Additionally, although perhaps redundant and unnecessary, where the friend of a prospective tenant agreed to assist the prospective tenant by providing false information to a landlord, the friend may also be civilly liable for the tort of conspiracy. Of course, if the the tort of deceit is proven, as would be required in proving the tort of conspiracy, then there is likely little, if anything, gained from alleging the tort of conspiracy in addition to alleging the tort of deceit within the litigation as proof of the deceit would be enough to create a civil liability; however, there may be circumstances where including both the tort allegation of deceit as well as the tort allegation of conspiracy are helpful to the litigation.
There are many misunderstandings and common false beliefs among both landlords and tenants regarding the criminality and other unlawfulness involving intentionally made false statements. As referenced above, criminality and tortiousness may occur when false information is used to induce or coerce others to enter into contractual relations, including tenancy agreements.
A source of misperception appears to arise from the inaccurate presumption that if the police fail to investigate and lay a charge then the conduct is therefore legal. Instead, it should be appreciated that the police may have discretion to determine what matters to pursue. Furthermore, it may actually be that where the police improperly choose to refrain from investigating potentially criminal conduct, the police may be acting wrongfully. One need only to remain aware that the police commonly turn an eye to unlawful conduct. As a plain and obvious example, the police routinely ignore speeding drivers until the severity of the speeding is significant whereas a driver exceeding the speed limit by five (5) kilometers per hour is ignored while a driver exceeding the speed limit by fifty (50) kilometers is chased down and charged despite that the driver exceeding the speed limit by five (5) kilometers per hour was, technically, breaking the law. Even more simply put, it should be remembered that getting away with breaking the law fails to mean that the conduct may be interpreted as legal.
Another source of misperception is the inaccurate belief that the Residential Tenancies Act, 2006, is the only law that governs landlord and tenant relationships and that only the Landlord Tenant Board may adjudicate where a dispute arises between a landlord and tenant. This misperception appears to arise from misunderstanding of section 168(2) of the Residential Tenancies Act, 2006, and the lack of attention or understanding of section 17 of the Residential Tenancies Act, 2006 whereas these sections state:
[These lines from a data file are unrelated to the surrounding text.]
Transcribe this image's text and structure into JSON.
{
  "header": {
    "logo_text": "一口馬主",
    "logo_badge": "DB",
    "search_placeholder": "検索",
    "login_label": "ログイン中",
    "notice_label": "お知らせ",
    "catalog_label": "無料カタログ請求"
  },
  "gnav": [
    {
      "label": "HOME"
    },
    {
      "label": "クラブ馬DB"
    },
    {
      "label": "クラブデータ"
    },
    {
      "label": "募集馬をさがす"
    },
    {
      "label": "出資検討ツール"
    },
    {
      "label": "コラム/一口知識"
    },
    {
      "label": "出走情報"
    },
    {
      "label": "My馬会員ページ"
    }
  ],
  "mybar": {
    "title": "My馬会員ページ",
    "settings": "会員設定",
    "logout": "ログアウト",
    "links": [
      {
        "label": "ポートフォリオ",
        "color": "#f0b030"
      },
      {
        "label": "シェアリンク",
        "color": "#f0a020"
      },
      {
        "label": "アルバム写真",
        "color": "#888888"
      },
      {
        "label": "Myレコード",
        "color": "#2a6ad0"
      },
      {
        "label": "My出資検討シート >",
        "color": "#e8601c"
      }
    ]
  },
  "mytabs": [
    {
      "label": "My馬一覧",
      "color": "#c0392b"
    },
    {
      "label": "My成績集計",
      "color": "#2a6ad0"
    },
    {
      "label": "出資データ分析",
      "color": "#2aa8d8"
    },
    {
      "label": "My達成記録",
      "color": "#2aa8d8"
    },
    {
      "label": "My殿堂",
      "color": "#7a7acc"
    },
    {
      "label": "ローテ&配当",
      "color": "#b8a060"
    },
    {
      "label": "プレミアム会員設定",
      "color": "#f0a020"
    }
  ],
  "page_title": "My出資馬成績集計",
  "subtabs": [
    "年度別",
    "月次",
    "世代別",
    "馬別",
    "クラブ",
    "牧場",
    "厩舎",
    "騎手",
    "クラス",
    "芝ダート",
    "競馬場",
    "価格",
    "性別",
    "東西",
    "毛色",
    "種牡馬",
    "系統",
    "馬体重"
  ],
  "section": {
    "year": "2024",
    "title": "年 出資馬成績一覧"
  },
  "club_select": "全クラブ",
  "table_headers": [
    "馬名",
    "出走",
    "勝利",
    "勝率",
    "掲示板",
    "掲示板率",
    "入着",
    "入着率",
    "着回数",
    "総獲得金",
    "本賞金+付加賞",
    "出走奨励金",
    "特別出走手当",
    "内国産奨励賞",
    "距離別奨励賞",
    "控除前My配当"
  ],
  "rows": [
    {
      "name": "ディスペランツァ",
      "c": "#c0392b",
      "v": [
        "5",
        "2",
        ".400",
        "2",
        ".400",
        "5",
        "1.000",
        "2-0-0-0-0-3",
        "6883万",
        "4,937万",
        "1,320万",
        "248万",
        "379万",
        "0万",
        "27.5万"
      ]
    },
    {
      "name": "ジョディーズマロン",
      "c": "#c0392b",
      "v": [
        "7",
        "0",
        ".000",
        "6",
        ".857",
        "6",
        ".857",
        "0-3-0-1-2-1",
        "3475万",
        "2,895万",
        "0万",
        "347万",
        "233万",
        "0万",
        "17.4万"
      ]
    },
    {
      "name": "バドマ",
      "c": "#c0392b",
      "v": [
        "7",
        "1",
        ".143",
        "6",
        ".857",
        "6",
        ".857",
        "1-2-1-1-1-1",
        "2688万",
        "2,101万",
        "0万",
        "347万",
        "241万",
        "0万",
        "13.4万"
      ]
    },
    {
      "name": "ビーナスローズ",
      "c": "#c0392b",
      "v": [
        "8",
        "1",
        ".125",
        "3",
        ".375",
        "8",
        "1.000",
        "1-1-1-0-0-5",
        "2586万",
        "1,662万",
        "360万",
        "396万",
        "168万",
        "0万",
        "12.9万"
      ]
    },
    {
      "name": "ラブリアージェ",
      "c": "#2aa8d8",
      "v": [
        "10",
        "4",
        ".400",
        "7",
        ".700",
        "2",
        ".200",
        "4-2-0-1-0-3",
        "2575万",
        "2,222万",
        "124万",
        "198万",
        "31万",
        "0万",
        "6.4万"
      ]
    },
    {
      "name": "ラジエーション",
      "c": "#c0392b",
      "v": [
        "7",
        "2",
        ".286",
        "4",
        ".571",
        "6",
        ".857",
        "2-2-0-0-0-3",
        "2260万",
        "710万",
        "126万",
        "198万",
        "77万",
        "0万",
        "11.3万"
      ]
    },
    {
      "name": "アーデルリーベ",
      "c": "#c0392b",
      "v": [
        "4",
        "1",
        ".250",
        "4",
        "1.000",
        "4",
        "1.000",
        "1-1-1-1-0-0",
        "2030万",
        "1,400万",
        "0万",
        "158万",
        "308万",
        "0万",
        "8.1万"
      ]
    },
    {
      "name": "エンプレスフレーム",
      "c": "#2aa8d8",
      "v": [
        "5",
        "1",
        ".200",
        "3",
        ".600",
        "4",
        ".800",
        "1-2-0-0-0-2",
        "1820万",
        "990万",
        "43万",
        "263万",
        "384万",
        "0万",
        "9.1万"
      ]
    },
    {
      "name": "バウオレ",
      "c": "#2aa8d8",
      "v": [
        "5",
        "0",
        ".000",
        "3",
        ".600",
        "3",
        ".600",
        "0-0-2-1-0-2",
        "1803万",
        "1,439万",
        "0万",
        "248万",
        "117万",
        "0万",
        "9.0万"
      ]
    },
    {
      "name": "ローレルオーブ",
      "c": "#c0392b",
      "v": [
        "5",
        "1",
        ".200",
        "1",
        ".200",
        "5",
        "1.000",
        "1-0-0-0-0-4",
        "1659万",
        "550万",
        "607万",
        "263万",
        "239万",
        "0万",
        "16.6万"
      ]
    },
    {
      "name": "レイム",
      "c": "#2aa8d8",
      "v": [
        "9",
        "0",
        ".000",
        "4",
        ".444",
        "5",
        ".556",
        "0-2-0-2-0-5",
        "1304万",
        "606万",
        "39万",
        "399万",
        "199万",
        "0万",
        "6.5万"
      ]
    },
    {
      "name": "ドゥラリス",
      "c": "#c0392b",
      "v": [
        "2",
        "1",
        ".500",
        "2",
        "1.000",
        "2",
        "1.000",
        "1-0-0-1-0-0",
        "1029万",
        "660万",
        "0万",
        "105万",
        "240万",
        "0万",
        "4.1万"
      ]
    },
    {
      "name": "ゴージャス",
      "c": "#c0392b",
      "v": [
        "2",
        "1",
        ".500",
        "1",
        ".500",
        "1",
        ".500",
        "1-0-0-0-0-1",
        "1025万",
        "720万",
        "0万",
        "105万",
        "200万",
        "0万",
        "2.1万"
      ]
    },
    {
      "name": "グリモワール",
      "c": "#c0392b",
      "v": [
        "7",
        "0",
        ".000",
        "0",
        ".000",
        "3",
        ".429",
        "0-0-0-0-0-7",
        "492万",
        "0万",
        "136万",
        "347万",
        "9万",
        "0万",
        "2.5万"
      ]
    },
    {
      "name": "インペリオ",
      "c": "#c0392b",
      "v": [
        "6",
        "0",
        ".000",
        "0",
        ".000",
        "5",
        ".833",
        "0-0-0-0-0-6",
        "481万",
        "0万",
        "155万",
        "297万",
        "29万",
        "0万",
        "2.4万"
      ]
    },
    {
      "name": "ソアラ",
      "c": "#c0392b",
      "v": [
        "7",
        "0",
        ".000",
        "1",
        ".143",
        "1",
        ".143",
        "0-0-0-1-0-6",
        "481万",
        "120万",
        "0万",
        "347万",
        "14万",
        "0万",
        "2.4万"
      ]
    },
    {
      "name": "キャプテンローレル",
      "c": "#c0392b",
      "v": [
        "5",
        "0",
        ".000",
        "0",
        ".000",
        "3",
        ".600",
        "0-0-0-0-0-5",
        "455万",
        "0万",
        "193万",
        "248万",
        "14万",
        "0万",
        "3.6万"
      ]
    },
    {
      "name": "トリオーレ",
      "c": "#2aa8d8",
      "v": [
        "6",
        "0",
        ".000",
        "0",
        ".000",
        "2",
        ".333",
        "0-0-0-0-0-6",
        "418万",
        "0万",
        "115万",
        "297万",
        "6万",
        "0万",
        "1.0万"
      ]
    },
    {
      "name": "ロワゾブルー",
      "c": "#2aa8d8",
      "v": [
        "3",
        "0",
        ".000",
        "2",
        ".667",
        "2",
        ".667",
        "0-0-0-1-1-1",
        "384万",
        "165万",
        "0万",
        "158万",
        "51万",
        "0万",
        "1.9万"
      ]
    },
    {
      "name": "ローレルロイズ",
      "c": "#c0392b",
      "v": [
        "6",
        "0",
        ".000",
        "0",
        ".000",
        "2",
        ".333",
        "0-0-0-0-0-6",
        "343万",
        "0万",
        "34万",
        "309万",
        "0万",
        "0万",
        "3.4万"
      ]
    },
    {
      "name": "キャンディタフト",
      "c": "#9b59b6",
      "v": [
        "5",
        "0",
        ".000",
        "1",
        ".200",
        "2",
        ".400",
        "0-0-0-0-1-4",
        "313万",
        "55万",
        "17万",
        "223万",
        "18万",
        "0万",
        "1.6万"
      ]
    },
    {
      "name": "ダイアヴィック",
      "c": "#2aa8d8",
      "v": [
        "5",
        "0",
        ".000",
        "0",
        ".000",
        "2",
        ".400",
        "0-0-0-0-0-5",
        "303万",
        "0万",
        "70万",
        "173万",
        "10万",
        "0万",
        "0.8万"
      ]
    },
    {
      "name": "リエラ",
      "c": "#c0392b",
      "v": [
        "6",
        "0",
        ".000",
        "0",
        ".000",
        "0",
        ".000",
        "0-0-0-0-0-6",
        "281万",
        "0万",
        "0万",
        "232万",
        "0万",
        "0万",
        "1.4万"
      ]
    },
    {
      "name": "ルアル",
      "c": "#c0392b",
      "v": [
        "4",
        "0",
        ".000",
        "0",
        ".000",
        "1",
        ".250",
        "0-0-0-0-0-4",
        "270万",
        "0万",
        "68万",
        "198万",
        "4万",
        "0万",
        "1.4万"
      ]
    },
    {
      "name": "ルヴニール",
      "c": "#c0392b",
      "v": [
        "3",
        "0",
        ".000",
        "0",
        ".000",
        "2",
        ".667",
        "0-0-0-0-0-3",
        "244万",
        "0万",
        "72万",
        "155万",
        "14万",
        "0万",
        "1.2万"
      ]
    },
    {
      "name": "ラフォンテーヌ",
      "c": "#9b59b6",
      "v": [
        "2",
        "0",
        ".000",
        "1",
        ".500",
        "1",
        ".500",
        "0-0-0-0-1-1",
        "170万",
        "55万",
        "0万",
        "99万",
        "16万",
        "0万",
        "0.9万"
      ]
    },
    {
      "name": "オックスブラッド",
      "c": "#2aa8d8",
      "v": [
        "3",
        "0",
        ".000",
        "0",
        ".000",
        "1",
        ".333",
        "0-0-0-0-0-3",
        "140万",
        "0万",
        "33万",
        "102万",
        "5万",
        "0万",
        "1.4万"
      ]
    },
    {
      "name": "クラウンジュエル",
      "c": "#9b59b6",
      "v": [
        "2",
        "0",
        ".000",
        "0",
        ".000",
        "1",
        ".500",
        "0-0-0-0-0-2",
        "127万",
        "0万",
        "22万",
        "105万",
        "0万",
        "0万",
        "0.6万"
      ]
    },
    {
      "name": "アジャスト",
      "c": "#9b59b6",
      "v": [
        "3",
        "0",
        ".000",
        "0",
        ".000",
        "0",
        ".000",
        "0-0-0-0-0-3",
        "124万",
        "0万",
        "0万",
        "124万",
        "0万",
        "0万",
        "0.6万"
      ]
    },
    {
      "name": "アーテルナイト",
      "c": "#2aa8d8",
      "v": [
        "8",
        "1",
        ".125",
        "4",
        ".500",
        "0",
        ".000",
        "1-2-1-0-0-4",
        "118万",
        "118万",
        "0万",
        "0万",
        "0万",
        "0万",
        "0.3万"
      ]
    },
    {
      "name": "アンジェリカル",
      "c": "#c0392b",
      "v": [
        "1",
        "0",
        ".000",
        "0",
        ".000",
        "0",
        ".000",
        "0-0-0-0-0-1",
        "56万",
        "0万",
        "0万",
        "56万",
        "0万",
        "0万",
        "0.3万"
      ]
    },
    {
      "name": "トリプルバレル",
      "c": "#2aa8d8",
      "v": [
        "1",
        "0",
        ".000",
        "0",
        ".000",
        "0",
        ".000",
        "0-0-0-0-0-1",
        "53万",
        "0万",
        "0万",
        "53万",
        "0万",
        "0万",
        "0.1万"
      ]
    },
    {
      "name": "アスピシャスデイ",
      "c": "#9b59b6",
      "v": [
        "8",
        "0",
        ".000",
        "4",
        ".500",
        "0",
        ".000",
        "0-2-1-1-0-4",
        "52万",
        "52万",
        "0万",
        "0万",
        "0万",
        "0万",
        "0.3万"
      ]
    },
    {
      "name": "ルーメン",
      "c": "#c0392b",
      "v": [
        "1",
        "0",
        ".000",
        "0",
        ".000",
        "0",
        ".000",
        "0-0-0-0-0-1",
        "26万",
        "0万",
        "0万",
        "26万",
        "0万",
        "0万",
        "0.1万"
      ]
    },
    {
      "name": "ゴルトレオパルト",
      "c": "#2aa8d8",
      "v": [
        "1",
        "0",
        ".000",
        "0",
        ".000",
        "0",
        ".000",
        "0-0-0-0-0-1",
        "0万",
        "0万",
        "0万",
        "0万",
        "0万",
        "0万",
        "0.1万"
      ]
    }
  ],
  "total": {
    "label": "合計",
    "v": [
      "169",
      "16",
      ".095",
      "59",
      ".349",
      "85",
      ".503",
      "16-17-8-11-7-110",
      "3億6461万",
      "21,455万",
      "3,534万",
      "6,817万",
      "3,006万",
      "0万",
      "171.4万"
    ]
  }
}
17 Except as otherwise provided in this Act, the common law rules respecting the effect of a serious, substantial or fundamental breach of a material covenant by one party to a contract on the obligation to perform of the other party apply with respect to tenancy agreements.
168(2) The Board has exclusive jurisdiction to determine all applications under this Act and with respect to all matters in which jurisdiction is conferred on it by this Act.
Despite the rarity of criminal charges, among other legal action, for false representations made during the tenancy application process, such action remains unlawful. Furthermore, in addition to the potential of criminal charges against a prospective tenant, a friend of a prospective tenant that participates in the misleading of a landlord may also be charged criminally or sued civilly.